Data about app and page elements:
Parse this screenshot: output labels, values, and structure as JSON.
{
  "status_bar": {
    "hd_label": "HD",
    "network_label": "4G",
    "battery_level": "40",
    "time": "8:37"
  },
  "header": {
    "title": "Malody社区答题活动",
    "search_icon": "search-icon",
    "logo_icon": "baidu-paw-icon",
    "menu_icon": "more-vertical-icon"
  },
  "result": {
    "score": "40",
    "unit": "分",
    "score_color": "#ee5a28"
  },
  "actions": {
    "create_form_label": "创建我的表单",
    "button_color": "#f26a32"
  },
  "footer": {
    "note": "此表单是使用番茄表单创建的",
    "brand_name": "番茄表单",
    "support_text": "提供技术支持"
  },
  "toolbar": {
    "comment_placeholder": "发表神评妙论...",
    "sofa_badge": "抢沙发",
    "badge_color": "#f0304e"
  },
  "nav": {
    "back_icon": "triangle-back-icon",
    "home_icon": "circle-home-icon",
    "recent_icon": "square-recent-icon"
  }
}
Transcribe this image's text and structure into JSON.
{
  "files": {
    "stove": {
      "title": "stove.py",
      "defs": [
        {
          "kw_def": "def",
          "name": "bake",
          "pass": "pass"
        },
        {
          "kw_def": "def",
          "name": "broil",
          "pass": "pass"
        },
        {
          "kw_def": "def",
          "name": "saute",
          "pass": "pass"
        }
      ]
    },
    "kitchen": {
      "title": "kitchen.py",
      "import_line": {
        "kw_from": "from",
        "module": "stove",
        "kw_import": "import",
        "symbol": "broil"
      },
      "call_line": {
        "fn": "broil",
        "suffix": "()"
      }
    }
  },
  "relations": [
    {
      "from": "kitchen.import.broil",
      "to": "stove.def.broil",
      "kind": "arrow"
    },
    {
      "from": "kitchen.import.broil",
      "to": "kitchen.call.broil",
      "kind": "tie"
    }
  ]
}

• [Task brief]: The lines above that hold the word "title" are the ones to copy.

• [Solution to this task]:
    "title": "Malody社区答题活动",
      "title": "stove.py",
      "title": "kitchen.py",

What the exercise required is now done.